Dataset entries
--------------------------------------------------

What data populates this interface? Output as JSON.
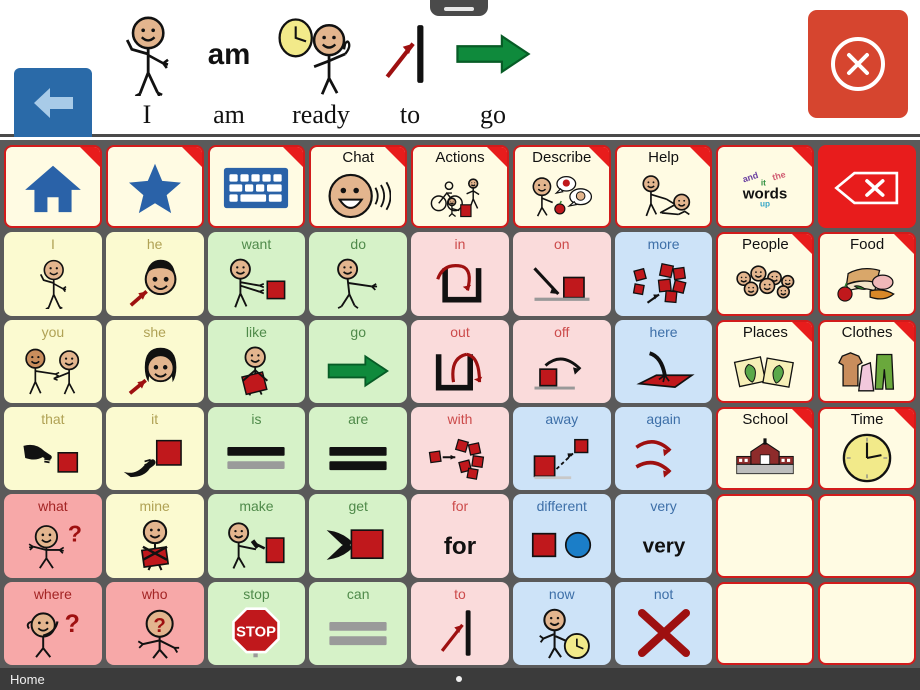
{
  "app": {
    "status_bar": {
      "home_label": "Home",
      "dot": "●"
    }
  },
  "message_bar": {
    "back_button": {
      "name": "back",
      "icon": "left-arrow-icon"
    },
    "close_button": {
      "name": "close",
      "icon": "close-circle-icon"
    },
    "grab_handle": "drag-handle",
    "sentence_text": "I am ready to go",
    "words": [
      {
        "text": "I",
        "symbol": "person-pointing-self"
      },
      {
        "text": "am",
        "symbol": "word-am"
      },
      {
        "text": "ready",
        "symbol": "clock-person-thumbs-up"
      },
      {
        "text": "to",
        "symbol": "arrow-to-line"
      },
      {
        "text": "go",
        "symbol": "green-right-arrow"
      }
    ]
  },
  "grid": {
    "columns": 9,
    "rows": 6,
    "cells": [
      {
        "label": "",
        "palette": "cream",
        "symbol": "home-icon",
        "folder": true
      },
      {
        "label": "",
        "palette": "cream",
        "symbol": "star-icon",
        "folder": true
      },
      {
        "label": "",
        "palette": "cream",
        "symbol": "keyboard-icon",
        "folder": true
      },
      {
        "label": "Chat",
        "palette": "cream",
        "symbol": "talking-face",
        "folder": true
      },
      {
        "label": "Actions",
        "palette": "cream",
        "symbol": "people-actions",
        "folder": true
      },
      {
        "label": "Describe",
        "palette": "cream",
        "symbol": "person-speech-bubbles",
        "folder": true
      },
      {
        "label": "Help",
        "palette": "cream",
        "symbol": "person-helping",
        "folder": true
      },
      {
        "label": "",
        "palette": "cream",
        "symbol": "words-cloud",
        "folder": true
      },
      {
        "label": "",
        "palette": "red",
        "symbol": "backspace-icon",
        "folder": false
      },
      {
        "label": "I",
        "palette": "yellow",
        "symbol": "person-pointing-self",
        "folder": false
      },
      {
        "label": "he",
        "palette": "yellow",
        "symbol": "boy-face-arrow",
        "folder": false
      },
      {
        "label": "want",
        "palette": "green",
        "symbol": "person-reaching-block",
        "folder": false
      },
      {
        "label": "do",
        "palette": "green",
        "symbol": "person-doing",
        "folder": false
      },
      {
        "label": "in",
        "palette": "pink",
        "symbol": "arrow-into-container",
        "folder": false
      },
      {
        "label": "on",
        "palette": "pink",
        "symbol": "arrow-onto-block",
        "folder": false
      },
      {
        "label": "more",
        "palette": "blue",
        "symbol": "many-blocks",
        "folder": false
      },
      {
        "label": "People",
        "palette": "cream",
        "symbol": "group-of-faces",
        "folder": true
      },
      {
        "label": "Food",
        "palette": "cream",
        "symbol": "food-items",
        "folder": true
      },
      {
        "label": "you",
        "palette": "yellow",
        "symbol": "two-people-pointing",
        "folder": false
      },
      {
        "label": "she",
        "palette": "yellow",
        "symbol": "girl-face-arrow",
        "folder": false
      },
      {
        "label": "like",
        "palette": "green",
        "symbol": "person-hugging-block",
        "folder": false
      },
      {
        "label": "go",
        "palette": "green",
        "symbol": "green-right-arrow",
        "folder": false
      },
      {
        "label": "out",
        "palette": "pink",
        "symbol": "arrow-out-container",
        "folder": false
      },
      {
        "label": "off",
        "palette": "pink",
        "symbol": "arrow-off-block",
        "folder": false
      },
      {
        "label": "here",
        "palette": "blue",
        "symbol": "pointing-at-surface",
        "folder": false
      },
      {
        "label": "Places",
        "palette": "cream",
        "symbol": "maps-icon",
        "folder": true
      },
      {
        "label": "Clothes",
        "palette": "cream",
        "symbol": "clothing-items",
        "folder": true
      },
      {
        "label": "that",
        "palette": "yellow",
        "symbol": "hand-pointing-far-block",
        "folder": false
      },
      {
        "label": "it",
        "palette": "yellow",
        "symbol": "hand-pointing-block",
        "folder": false
      },
      {
        "label": "is",
        "palette": "green",
        "symbol": "equals-black-grey",
        "folder": false
      },
      {
        "label": "are",
        "palette": "green",
        "symbol": "equals-black-black",
        "folder": false
      },
      {
        "label": "with",
        "palette": "pink",
        "symbol": "block-joining-group",
        "folder": false
      },
      {
        "label": "away",
        "palette": "blue",
        "symbol": "block-moving-away",
        "folder": false
      },
      {
        "label": "again",
        "palette": "blue",
        "symbol": "two-curved-arrows",
        "folder": false
      },
      {
        "label": "School",
        "palette": "cream",
        "symbol": "school-building",
        "folder": true
      },
      {
        "label": "Time",
        "palette": "cream",
        "symbol": "clock-face",
        "folder": true
      },
      {
        "label": "what",
        "palette": "rose",
        "symbol": "person-shrug-question",
        "folder": false
      },
      {
        "label": "mine",
        "palette": "yellow",
        "symbol": "person-arms-crossed-block",
        "folder": false
      },
      {
        "label": "make",
        "palette": "green",
        "symbol": "person-hammer-block",
        "folder": false
      },
      {
        "label": "get",
        "palette": "green",
        "symbol": "hands-grabbing-block",
        "folder": false
      },
      {
        "label": "for",
        "palette": "pink",
        "symbol": "text-for",
        "text": "for",
        "folder": false
      },
      {
        "label": "different",
        "palette": "blue",
        "symbol": "square-and-circle",
        "folder": false
      },
      {
        "label": "very",
        "palette": "blue",
        "symbol": "text-very",
        "text": "very",
        "folder": false
      },
      {
        "label": "",
        "palette": "empty",
        "symbol": "",
        "folder": false
      },
      {
        "label": "",
        "palette": "empty",
        "symbol": "",
        "folder": false
      },
      {
        "label": "where",
        "palette": "rose",
        "symbol": "person-looking-question",
        "folder": false
      },
      {
        "label": "who",
        "palette": "rose",
        "symbol": "person-question-head",
        "folder": false
      },
      {
        "label": "stop",
        "palette": "green",
        "symbol": "stop-sign",
        "folder": false
      },
      {
        "label": "can",
        "palette": "green",
        "symbol": "equals-grey-grey",
        "folder": false
      },
      {
        "label": "to",
        "palette": "pink",
        "symbol": "arrow-to-line",
        "folder": false
      },
      {
        "label": "now",
        "palette": "blue",
        "symbol": "person-pointing-clock",
        "folder": false
      },
      {
        "label": "not",
        "palette": "blue",
        "symbol": "red-x",
        "folder": false
      },
      {
        "label": "",
        "palette": "empty",
        "symbol": "",
        "folder": false
      },
      {
        "label": "",
        "palette": "empty",
        "symbol": "",
        "folder": false
      }
    ]
  },
  "colors": {
    "grid_background": "#5a5a5a",
    "folder_border": "#d21b1b",
    "cream": "#fffbe3",
    "yellow": "#fbfad0",
    "green": "#d6f2c8",
    "pink": "#fadbdb",
    "rose": "#f7a8a8",
    "blue": "#cde3f8",
    "red": "#e81c1c",
    "back_button": "#2a6aa8",
    "close_button": "#d6452f",
    "status_bar": "#3b3b3b"
  },
  "words_key": {
    "and": "and",
    "it": "it",
    "the": "the",
    "words": "words",
    "up": "up",
    "and_color": "#6a3fa0",
    "it_color": "#2f8f3f",
    "the_color": "#d05a70",
    "words_color": "#111111",
    "up_color": "#3aa8c8"
  }
}
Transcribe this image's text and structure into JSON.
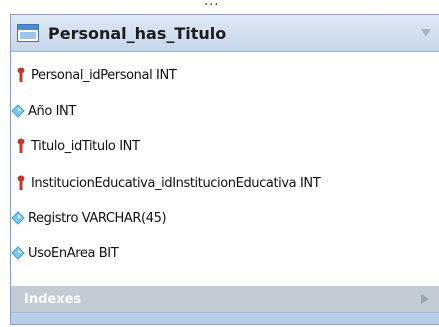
{
  "overflow_indicator": "...",
  "table": {
    "name": "Personal_has_Titulo",
    "columns": [
      {
        "text": "Personal_idPersonal INT",
        "icon": "key-icon"
      },
      {
        "text": "Año INT",
        "icon": "diamond-icon"
      },
      {
        "text": "Titulo_idTitulo INT",
        "icon": "key-icon"
      },
      {
        "text": "InstitucionEducativa_idInstitucionEducativa INT",
        "icon": "key-icon"
      },
      {
        "text": "Registro VARCHAR(45)",
        "icon": "diamond-icon"
      },
      {
        "text": "UsoEnArea BIT",
        "icon": "diamond-icon"
      }
    ],
    "indexes_label": "Indexes"
  },
  "colors": {
    "key": "#c0392b",
    "diamond": "#7ec8e3",
    "header_bg": "#d3e0f0",
    "indexes_bg": "#c3cbd4",
    "footer_bg": "#b9cde6"
  }
}
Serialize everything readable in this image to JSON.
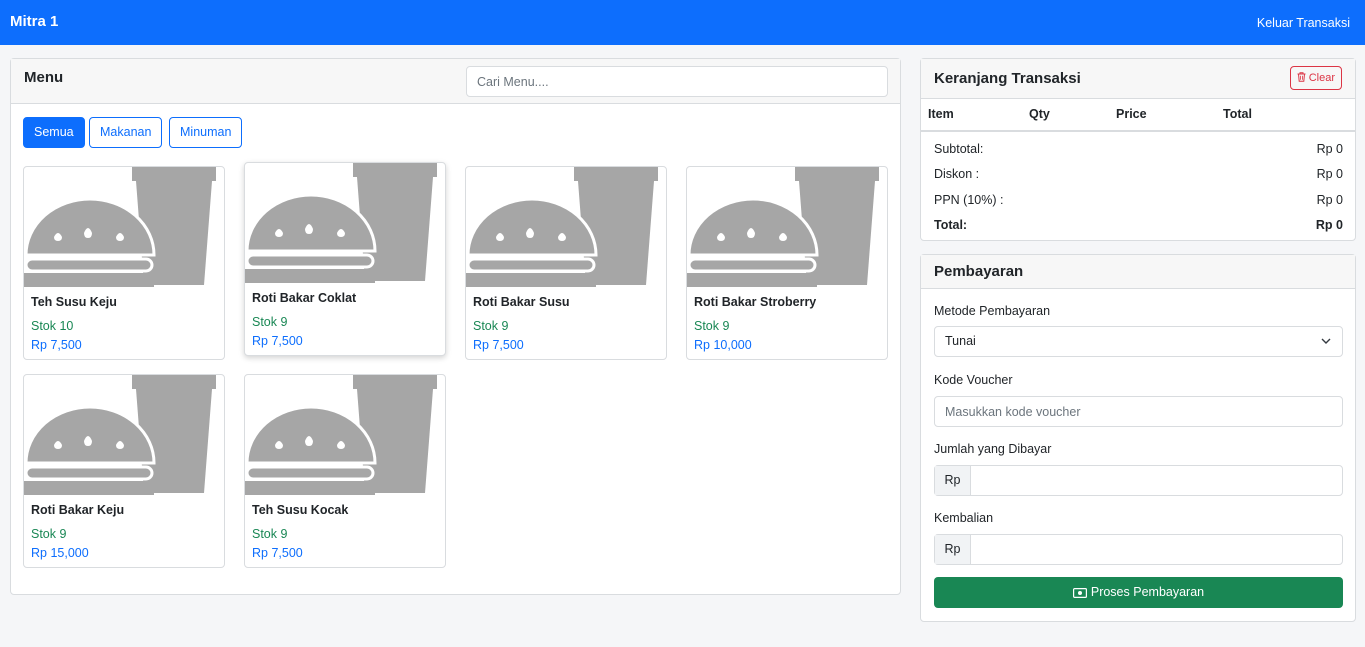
{
  "navbar": {
    "brand": "Mitra 1",
    "exit_link": "Keluar Transaksi"
  },
  "menu": {
    "title": "Menu",
    "search_placeholder": "Cari Menu....",
    "filters": [
      "Semua",
      "Makanan",
      "Minuman"
    ],
    "active_filter": "Semua",
    "items": [
      {
        "name": "Teh Susu Keju",
        "stock": "Stok 10",
        "price": "Rp 7,500",
        "icon": "burger-drink-icon"
      },
      {
        "name": "Roti Bakar Coklat",
        "stock": "Stok 9",
        "price": "Rp 7,500",
        "icon": "burger-drink-icon"
      },
      {
        "name": "Roti Bakar Susu",
        "stock": "Stok 9",
        "price": "Rp 7,500",
        "icon": "burger-drink-icon"
      },
      {
        "name": "Roti Bakar Stroberry",
        "stock": "Stok 9",
        "price": "Rp 10,000",
        "icon": "burger-drink-icon"
      },
      {
        "name": "Roti Bakar Keju",
        "stock": "Stok 9",
        "price": "Rp 15,000",
        "icon": "burger-drink-icon"
      },
      {
        "name": "Teh Susu Kocak",
        "stock": "Stok 9",
        "price": "Rp 7,500",
        "icon": "burger-drink-icon"
      }
    ]
  },
  "cart": {
    "title": "Keranjang Transaksi",
    "clear_label": "Clear",
    "columns": [
      "Item",
      "Qty",
      "Price",
      "Total"
    ],
    "subtotal_label": "Subtotal:",
    "subtotal_value": "Rp 0",
    "discount_label": "Diskon :",
    "discount_value": "Rp 0",
    "tax_label": "PPN (10%) :",
    "tax_value": "Rp 0",
    "total_label": "Total:",
    "total_value": "Rp 0"
  },
  "payment": {
    "title": "Pembayaran",
    "method_label": "Metode Pembayaran",
    "method_value": "Tunai",
    "voucher_label": "Kode Voucher",
    "voucher_placeholder": "Masukkan kode voucher",
    "paid_label": "Jumlah yang Dibayar",
    "paid_prefix": "Rp",
    "change_label": "Kembalian",
    "change_prefix": "Rp",
    "process_label": "Proses Pembayaran"
  },
  "colors": {
    "primary": "#0d6efd",
    "success": "#198754",
    "danger": "#dc3545"
  }
}
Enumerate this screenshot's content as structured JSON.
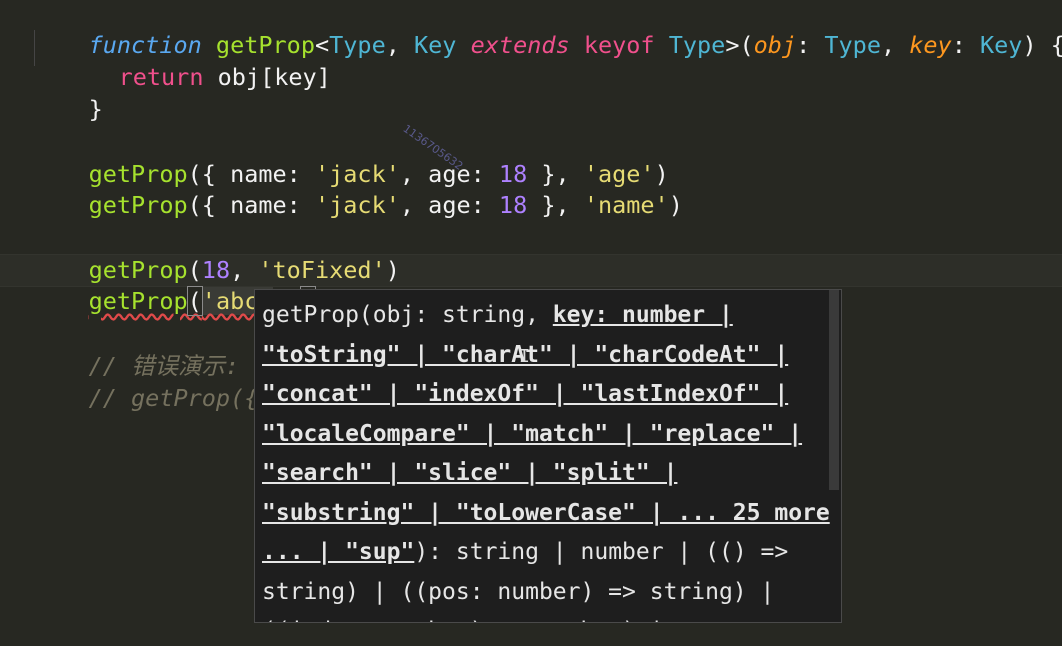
{
  "editor": {
    "lines": {
      "l1": {
        "kw_function": "function",
        "name": " getProp",
        "lt": "<",
        "type1": "Type",
        "comma1": ", ",
        "type2": "Key",
        "sp1": " ",
        "kw_extends": "extends",
        "sp2": " ",
        "kw_keyof": "keyof",
        "sp3": " ",
        "type3": "Type",
        "gt": ">(",
        "p_obj": "obj",
        "colon1": ": ",
        "type4": "Type",
        "comma2": ", ",
        "p_key": "key",
        "colon2": ": ",
        "type5": "Key",
        "close": ") {"
      },
      "l2": {
        "kw_return": "return",
        "rest": " obj[key]"
      },
      "l3": {
        "text": "}"
      },
      "l4": {
        "fn": "getProp",
        "a": "({ name: ",
        "s1": "'jack'",
        "b": ", age: ",
        "n": "18",
        "c": " }, ",
        "s2": "'age'",
        "d": ")"
      },
      "l5": {
        "fn": "getProp",
        "a": "({ name: ",
        "s1": "'jack'",
        "b": ", age: ",
        "n": "18",
        "c": " }, ",
        "s2": "'name'",
        "d": ")"
      },
      "l6": {
        "fn": "getProp",
        "a": "(",
        "n": "18",
        "b": ", ",
        "s": "'toFixed'",
        "c": ")"
      },
      "l7": {
        "fn": "getProp",
        "a": "(",
        "s": "'abc'",
        "b": ", ",
        "c": ")"
      },
      "l8": {
        "text": "// 错误演示:"
      },
      "l9": {
        "text": "// getProp({ na"
      }
    }
  },
  "tooltip": {
    "prefix": "getProp(obj: string, ",
    "active_param": "key: number | \"toString\" | \"charAt\" | \"charCodeAt\" | \"concat\" | \"indexOf\" | \"lastIndexOf\" | \"localeCompare\" | \"match\" | \"replace\" | \"search\" | \"slice\" | \"split\" | \"substring\" | \"toLowerCase\" | ... 25 more ... | \"sup\"",
    "suffix": "): string | number | (() => string) | ((pos: number) => string) | ((index: number) => number) |"
  },
  "watermark": "1136705632"
}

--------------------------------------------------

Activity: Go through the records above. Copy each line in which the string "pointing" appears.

Your solution:
        "symbol": "person-pointing-self"
        "symbol": "person-pointing-self",
        "symbol": "two-people-pointing",
        "symbol": "pointing-at-surface",
        "symbol": "hand-pointing-far-block",
        "symbol": "hand-pointing-block",
        "symbol": "person-pointing-clock",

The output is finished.